AIM OF THE TASK: In the data below, find every line with the word "Formatie" and copy it out.
Segment Start: MATERIAL FOR THIS TASK
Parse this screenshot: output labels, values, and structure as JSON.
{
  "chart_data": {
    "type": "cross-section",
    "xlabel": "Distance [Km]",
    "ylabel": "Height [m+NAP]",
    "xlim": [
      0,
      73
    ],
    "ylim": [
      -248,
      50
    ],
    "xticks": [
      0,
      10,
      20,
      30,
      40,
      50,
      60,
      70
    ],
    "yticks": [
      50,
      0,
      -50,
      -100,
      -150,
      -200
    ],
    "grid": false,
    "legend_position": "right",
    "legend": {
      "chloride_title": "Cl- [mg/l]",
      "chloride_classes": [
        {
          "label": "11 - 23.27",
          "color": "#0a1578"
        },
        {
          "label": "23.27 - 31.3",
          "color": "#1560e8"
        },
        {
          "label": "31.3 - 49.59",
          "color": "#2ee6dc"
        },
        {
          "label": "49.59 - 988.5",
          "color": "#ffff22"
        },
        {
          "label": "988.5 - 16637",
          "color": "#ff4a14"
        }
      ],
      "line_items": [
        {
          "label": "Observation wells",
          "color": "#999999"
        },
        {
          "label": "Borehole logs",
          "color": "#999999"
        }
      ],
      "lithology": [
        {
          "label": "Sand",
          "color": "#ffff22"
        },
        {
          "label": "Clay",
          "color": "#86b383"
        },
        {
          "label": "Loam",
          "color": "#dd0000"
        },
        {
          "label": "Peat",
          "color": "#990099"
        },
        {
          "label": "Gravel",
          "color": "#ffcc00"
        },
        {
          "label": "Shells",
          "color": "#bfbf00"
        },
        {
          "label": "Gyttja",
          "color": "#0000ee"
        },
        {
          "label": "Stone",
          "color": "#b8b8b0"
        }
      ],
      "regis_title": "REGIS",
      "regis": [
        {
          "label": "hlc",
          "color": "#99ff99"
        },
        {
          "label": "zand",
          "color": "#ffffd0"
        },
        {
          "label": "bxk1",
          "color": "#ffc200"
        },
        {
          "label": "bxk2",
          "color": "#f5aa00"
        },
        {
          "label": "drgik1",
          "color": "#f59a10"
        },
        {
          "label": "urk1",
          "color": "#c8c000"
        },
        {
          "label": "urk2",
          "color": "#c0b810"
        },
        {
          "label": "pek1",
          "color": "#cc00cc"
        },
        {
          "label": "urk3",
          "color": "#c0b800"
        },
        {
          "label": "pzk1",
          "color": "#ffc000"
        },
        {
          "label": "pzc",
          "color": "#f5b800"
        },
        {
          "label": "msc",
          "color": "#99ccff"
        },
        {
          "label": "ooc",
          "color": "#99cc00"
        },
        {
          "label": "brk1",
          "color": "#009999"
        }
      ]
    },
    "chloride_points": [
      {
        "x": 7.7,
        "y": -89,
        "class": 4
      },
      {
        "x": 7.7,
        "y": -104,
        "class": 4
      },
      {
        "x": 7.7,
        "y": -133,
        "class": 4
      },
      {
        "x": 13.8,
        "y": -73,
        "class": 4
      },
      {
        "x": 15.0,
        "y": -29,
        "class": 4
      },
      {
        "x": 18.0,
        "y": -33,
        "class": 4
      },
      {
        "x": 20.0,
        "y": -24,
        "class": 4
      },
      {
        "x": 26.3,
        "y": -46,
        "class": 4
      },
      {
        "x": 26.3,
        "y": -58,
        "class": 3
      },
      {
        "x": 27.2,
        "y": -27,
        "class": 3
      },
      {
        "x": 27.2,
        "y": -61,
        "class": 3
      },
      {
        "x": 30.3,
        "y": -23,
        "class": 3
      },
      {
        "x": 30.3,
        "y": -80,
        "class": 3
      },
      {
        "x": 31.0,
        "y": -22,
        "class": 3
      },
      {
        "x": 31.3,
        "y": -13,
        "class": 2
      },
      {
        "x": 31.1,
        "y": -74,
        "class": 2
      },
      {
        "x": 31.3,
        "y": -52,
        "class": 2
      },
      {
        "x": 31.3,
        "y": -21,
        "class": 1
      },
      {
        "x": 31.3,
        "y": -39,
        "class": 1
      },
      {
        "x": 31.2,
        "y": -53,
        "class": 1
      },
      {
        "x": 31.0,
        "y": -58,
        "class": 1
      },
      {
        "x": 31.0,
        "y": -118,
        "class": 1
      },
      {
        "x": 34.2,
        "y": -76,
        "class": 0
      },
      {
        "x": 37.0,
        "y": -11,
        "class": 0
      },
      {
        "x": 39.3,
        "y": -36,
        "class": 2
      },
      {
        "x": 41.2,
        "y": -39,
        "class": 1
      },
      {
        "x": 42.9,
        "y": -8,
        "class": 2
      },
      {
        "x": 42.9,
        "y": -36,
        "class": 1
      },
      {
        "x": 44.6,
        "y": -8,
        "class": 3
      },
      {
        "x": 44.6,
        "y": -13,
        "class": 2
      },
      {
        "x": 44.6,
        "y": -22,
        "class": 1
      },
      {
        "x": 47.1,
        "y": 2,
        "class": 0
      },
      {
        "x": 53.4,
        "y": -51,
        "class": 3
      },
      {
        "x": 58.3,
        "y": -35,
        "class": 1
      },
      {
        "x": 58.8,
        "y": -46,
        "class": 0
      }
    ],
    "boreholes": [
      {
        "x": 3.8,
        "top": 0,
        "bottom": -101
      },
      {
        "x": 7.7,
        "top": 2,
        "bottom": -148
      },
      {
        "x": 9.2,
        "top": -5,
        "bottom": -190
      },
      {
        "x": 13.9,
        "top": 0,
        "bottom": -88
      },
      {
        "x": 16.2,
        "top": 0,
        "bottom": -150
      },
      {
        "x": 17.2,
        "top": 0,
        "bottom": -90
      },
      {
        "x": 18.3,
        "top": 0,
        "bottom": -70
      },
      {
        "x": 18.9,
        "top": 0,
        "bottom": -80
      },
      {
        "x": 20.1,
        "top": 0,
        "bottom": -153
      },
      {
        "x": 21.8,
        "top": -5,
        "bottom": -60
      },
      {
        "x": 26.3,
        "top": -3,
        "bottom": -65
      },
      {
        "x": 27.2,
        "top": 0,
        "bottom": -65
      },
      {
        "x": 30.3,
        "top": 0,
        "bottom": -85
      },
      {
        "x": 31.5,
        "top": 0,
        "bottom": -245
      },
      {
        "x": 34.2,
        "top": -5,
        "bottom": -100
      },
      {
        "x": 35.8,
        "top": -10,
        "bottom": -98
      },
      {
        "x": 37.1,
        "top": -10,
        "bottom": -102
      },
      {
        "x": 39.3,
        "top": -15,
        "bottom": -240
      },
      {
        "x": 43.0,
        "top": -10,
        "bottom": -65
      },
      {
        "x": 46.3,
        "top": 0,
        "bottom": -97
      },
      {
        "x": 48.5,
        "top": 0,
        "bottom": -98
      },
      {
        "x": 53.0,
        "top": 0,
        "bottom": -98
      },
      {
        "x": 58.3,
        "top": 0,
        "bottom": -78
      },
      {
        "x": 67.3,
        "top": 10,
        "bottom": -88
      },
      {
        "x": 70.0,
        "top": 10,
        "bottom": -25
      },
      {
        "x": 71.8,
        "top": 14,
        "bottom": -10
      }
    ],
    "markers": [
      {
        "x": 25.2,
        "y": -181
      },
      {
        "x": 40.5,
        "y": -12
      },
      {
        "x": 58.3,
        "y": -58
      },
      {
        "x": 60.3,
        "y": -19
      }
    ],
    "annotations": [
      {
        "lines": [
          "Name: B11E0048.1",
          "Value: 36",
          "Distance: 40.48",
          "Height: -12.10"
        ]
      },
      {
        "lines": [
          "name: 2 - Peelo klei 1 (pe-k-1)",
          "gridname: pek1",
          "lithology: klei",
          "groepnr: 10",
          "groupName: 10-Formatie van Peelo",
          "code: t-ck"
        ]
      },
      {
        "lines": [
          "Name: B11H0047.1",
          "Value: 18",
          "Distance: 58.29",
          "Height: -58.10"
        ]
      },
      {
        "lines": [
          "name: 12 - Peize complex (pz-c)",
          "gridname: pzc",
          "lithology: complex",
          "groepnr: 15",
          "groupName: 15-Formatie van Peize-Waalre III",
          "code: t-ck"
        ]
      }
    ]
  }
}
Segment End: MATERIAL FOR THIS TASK
SOLUTION TO THIS PROBLEM:
          "groupName: 10-Formatie van Peelo",
          "groupName: 15-Formatie van Peize-Waalre III",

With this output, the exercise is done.